VN Services is proud to have done the CPM scheduling for the new restaurant, which is phase 1 of 3 of the redevelopment, located near the Rock Hall of Fame and Great Lakes Science Center.

The two-story eatery is all modern glass, wood and steel and has stunning views in every direction of City and Lake. A main floor dining room and bar seats 100 with wraparound patio seats another 100, with overflow dining and private event space that can accommodate another 250 in and out.

Be sure to stop by and have a great meal and see on of the many beautiful sights in Cleveland.

30 year Anniversary of Chernobyl Nuclear Accident

Monday, April 18th, 2016

We’re coming up on the 30th anniversary of the Chernobyl Accident.

Tucker Elliott worked briefly on the sarcophagus stabilization project, but thankfully never had to go there. The photo is of the nuclear fuel that melted onto the operating floor like a lava flow.

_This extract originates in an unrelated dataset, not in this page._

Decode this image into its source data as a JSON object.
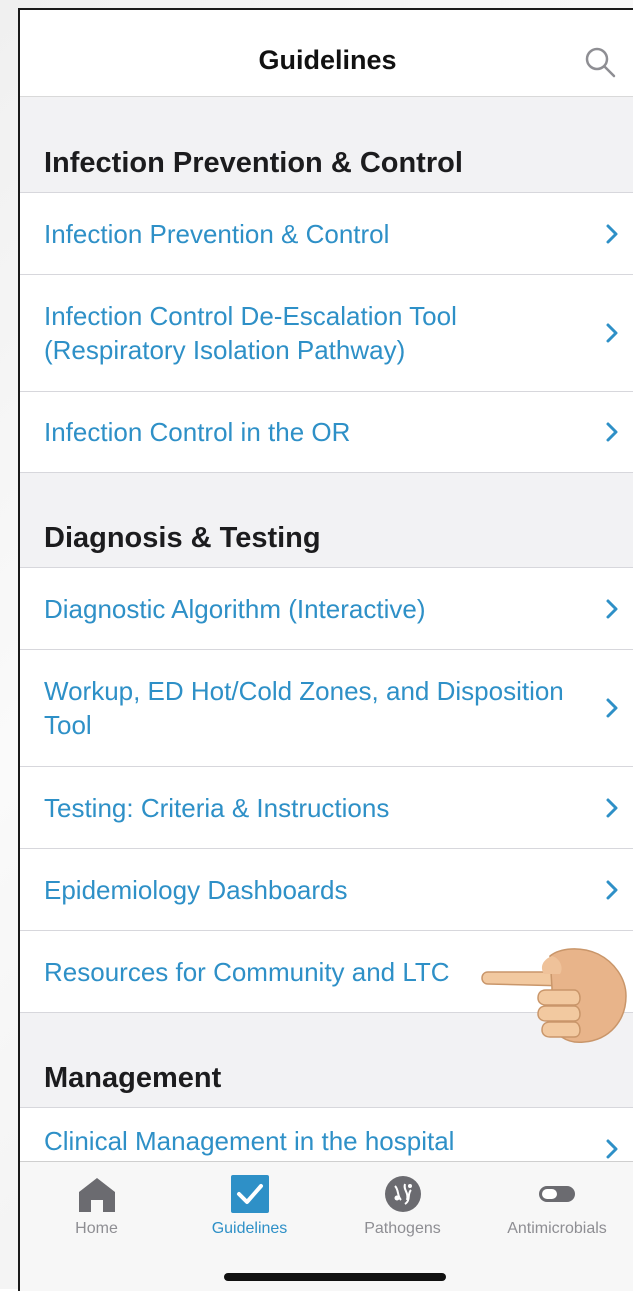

The person in the photo actually survived, but you reached your lifetime exposure limit in 40 seconds!

Nuclear fuel on operating floor.

Nuclear fuel on operating floor.